All purchases made from the company’s official website qualify for a 60-day return or exchange policy. You will receive a full refund on your purchase, minus return shipping costs. To contact the company for return specifics (or to answer any other questions), call at (855) 628-1099 or send customer service a message.
There are close to 20,000 reviews on Amazon for the Original Squatty Potty, averaging 4.5 stars. Here’s a summary of some of the main points these reviewers make.
- Significantly speeds up the defecation process
- Many models are easily adjustable for different heights
- Makes it easier to completely empty the bowels
- Not comfortable for those with anal fissures
- Some considered it “junky” and low quality
- Relatively cheap to make a DIY substitute
- Squatting posture takes some getting used to
- Bulky in the bathroom
The facts are in, and our verdict is that the Squatty Potty really can accomplish what it promises. If you struggle to relieve yourself, there’s a good chance that this simple toilet stool can ease the process without making you resort to laxatives or prescription medications.
However, the company may be somewhat overstating the risks associated with using a regular toilet. Millions of people go without problem with the western-style toilet in their homes, so for them, a Squatty Potty may be little more than a bulky bathroom accessory.
There are other ways to relieve constipation beyond changing your bathroom posture. Consider making other lifestyle changes like increasing your water intake, filling up on fiber-rich fruits and vegetables, and staying active. These measures might be just as effective for relieving your bowels as this unicorn-endorsed squatting stool.
Excellent product - I highly recommend!
I can only tell you that from my personal experience with this product, that it really does improve your potty experience, in both time and effort.
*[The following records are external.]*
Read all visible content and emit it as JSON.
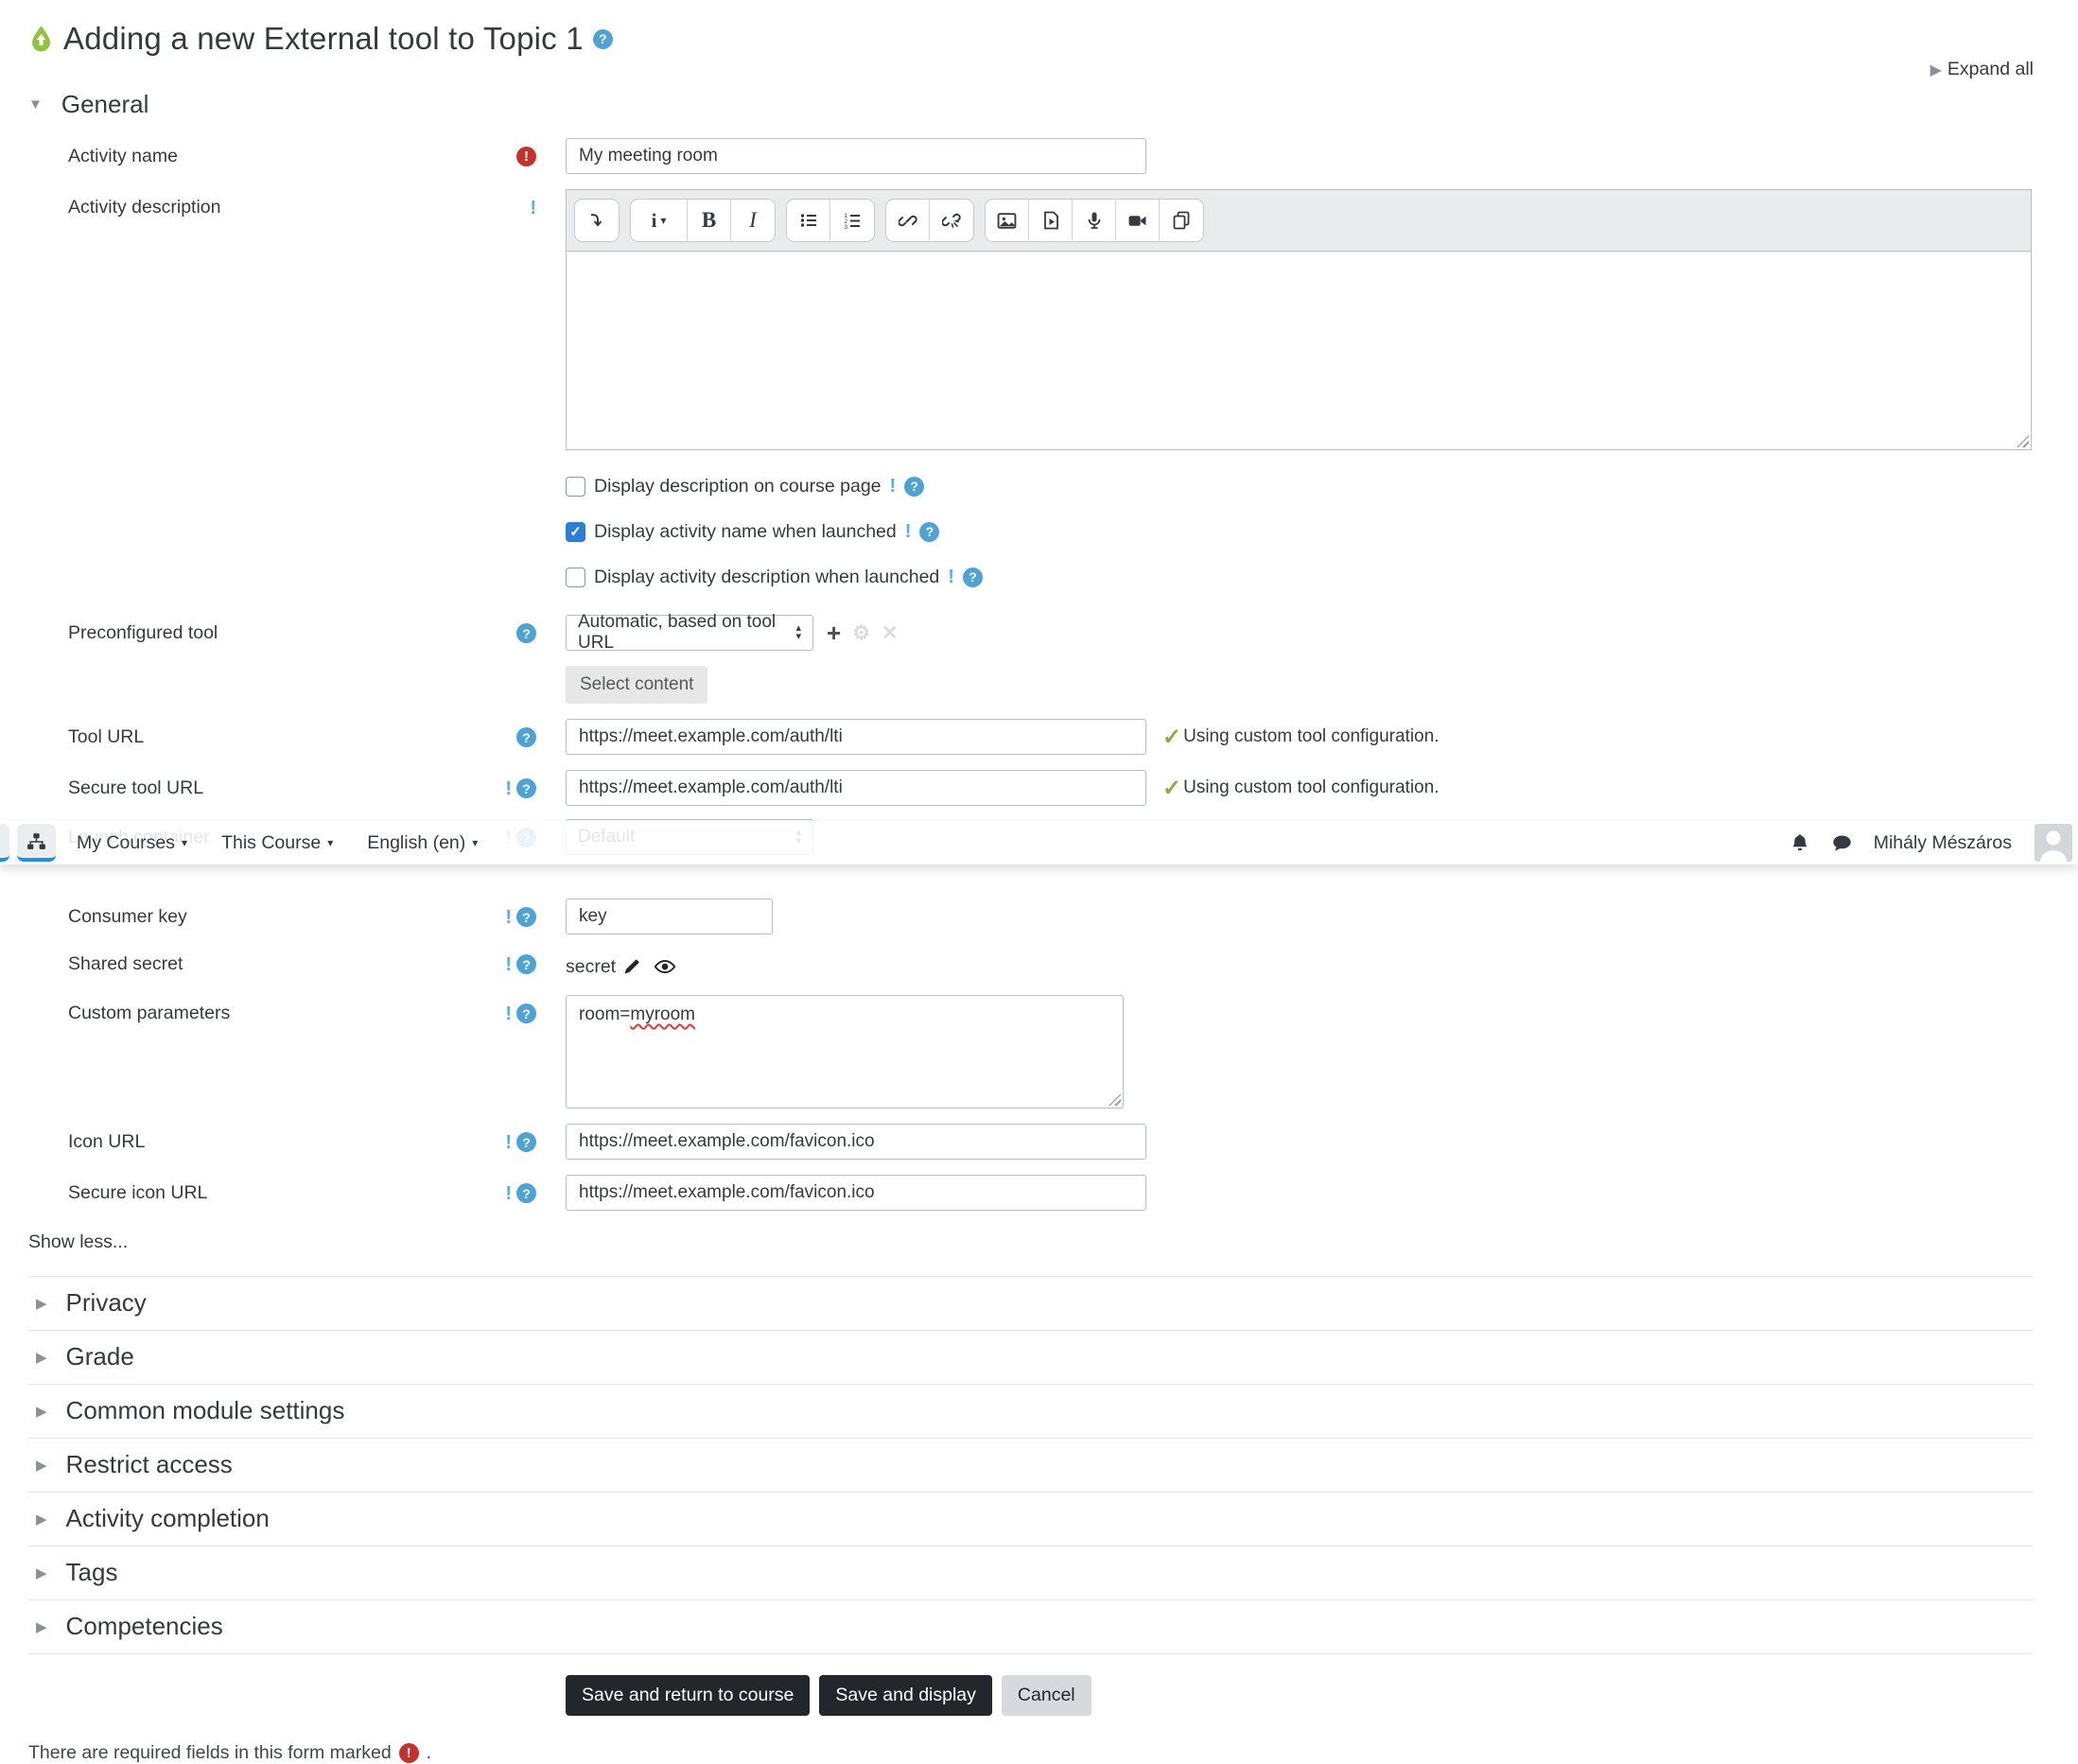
{
  "page": {
    "title": "Adding a new External tool to Topic 1",
    "expand_all": "Expand all",
    "required_note": "There are required fields in this form marked",
    "required_note_suffix": "."
  },
  "navbar": {
    "items": [
      {
        "label": "My Courses"
      },
      {
        "label": "This Course"
      },
      {
        "label": "English (en)"
      }
    ],
    "user_name": "Mihály Mészáros",
    "icons": [
      "sitemap-icon",
      "bell-icon",
      "chat-icon",
      "avatar"
    ]
  },
  "general": {
    "heading": "General",
    "activity_name": {
      "label": "Activity name",
      "value": "My meeting room"
    },
    "activity_description": {
      "label": "Activity description",
      "value": ""
    },
    "checkboxes": [
      {
        "label": "Display description on course page",
        "checked": false
      },
      {
        "label": "Display activity name when launched",
        "checked": true
      },
      {
        "label": "Display activity description when launched",
        "checked": false
      }
    ],
    "preconfigured_tool": {
      "label": "Preconfigured tool",
      "value": "Automatic, based on tool URL",
      "select_content_label": "Select content"
    },
    "tool_url": {
      "label": "Tool URL",
      "value": "https://meet.example.com/auth/lti",
      "status": "Using custom tool configuration."
    },
    "secure_tool_url": {
      "label": "Secure tool URL",
      "value": "https://meet.example.com/auth/lti",
      "status": "Using custom tool configuration."
    },
    "launch_container": {
      "label": "Launch container",
      "value": "Default"
    },
    "consumer_key": {
      "label": "Consumer key",
      "value": "key"
    },
    "shared_secret": {
      "label": "Shared secret",
      "value": "secret"
    },
    "custom_parameters": {
      "label": "Custom parameters",
      "value": "room=myroom",
      "value_prefix": "room=",
      "value_misspelled": "myroom"
    },
    "icon_url": {
      "label": "Icon URL",
      "value": "https://meet.example.com/favicon.ico"
    },
    "secure_icon_url": {
      "label": "Secure icon URL",
      "value": "https://meet.example.com/favicon.ico"
    },
    "show_less": "Show less..."
  },
  "sections": [
    {
      "label": "Privacy"
    },
    {
      "label": "Grade"
    },
    {
      "label": "Common module settings"
    },
    {
      "label": "Restrict access"
    },
    {
      "label": "Activity completion"
    },
    {
      "label": "Tags"
    },
    {
      "label": "Competencies"
    }
  ],
  "buttons": {
    "save_return": "Save and return to course",
    "save_display": "Save and display",
    "cancel": "Cancel"
  },
  "editor": {
    "toolbar_icons": [
      "collapse-toolbar-icon",
      "paragraph-style-icon",
      "bold-icon",
      "italic-icon",
      "unordered-list-icon",
      "ordered-list-icon",
      "link-icon",
      "unlink-icon",
      "image-icon",
      "media-icon",
      "record-audio-icon",
      "record-video-icon",
      "manage-files-icon"
    ]
  },
  "colors": {
    "help_blue": "#4fa3d4",
    "advanced_blue": "#58b0dc",
    "required_red": "#c43229",
    "success_green": "#84b042",
    "checkbox_blue": "#2e7fd2",
    "nav_underline_blue": "#2492db",
    "dark_button": "#23272c",
    "tool_icon_green": "#90c43c"
  }
}
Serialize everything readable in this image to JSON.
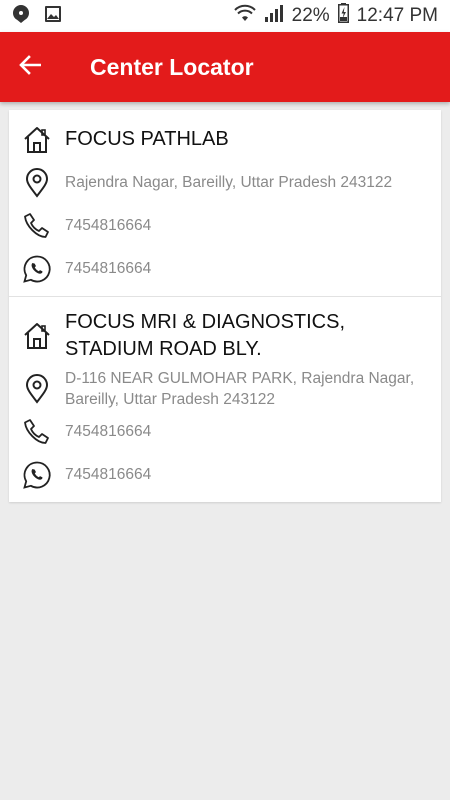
{
  "status_bar": {
    "battery": "22%",
    "time": "12:47 PM"
  },
  "app_bar": {
    "title": "Center Locator"
  },
  "centers": [
    {
      "name": "FOCUS PATHLAB",
      "address": "Rajendra Nagar, Bareilly, Uttar Pradesh 243122",
      "phone": "7454816664",
      "whatsapp": "7454816664"
    },
    {
      "name": "FOCUS MRI & DIAGNOSTICS, STADIUM ROAD BLY.",
      "address": "D-116 NEAR GULMOHAR PARK, Rajendra Nagar, Bareilly, Uttar Pradesh 243122",
      "phone": "7454816664",
      "whatsapp": "7454816664"
    }
  ]
}
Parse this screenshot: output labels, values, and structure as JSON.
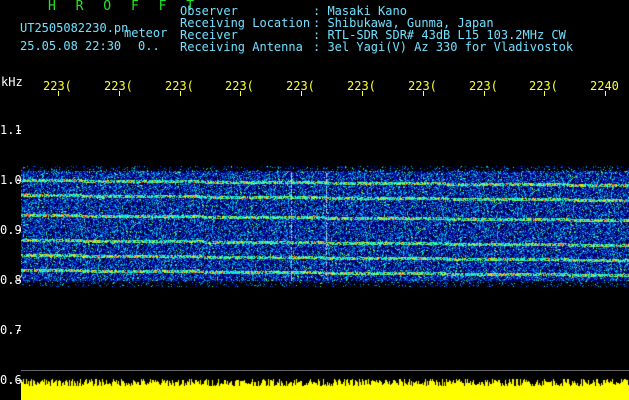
{
  "header": {
    "app_name": "H R O F F T",
    "filename": "UT2505082230.pn",
    "mode": "meteor",
    "datetime": "25.05.08 22:30",
    "counter": "0..",
    "labels": {
      "observer": "Observer",
      "location": "Receiving Location",
      "receiver": "Receiver",
      "antenna": "Receiving Antenna"
    },
    "values": {
      "observer": ": Masaki Kano",
      "location": ": Shibukawa, Gunma, Japan",
      "receiver": ": RTL-SDR SDR# 43dB L15 103.2MHz CW",
      "antenna": ": 3el Yagi(V) Az 330 for Vladivostok"
    }
  },
  "axis": {
    "y_unit": "kHz",
    "y_ticks": [
      "1.1",
      "1.0",
      "0.9",
      "0.8",
      "0.7",
      "0.6"
    ],
    "x_ticks": [
      "223(",
      "223(",
      "223(",
      "223(",
      "223(",
      "223(",
      "223(",
      "223(",
      "223(",
      "2240"
    ]
  },
  "colors": {
    "background": "#000000",
    "title_green": "#22e622",
    "header_cyan": "#6fe0ff",
    "axis_yellow": "#ffff33",
    "signal_strip": "#ffff00"
  },
  "spectrogram": {
    "freq_range_khz": [
      0.6,
      1.15
    ],
    "band_range_khz": [
      0.8,
      1.02
    ],
    "echo_lines_khz": [
      1.0,
      0.97,
      0.93,
      0.88,
      0.85,
      0.82
    ]
  }
}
We also are now using a lot less toilet paper. The money I save on toilet paper alone should pay for the Squatty Potty in less than a year.
Bottom Line: Yes, I would recommend this to a friend
This piece of junk doesn't work it doesn't do anything he claims to do. It's a total waste of money and nothing but a big scam.
Bottom Line: No, I would not recommend this to a friend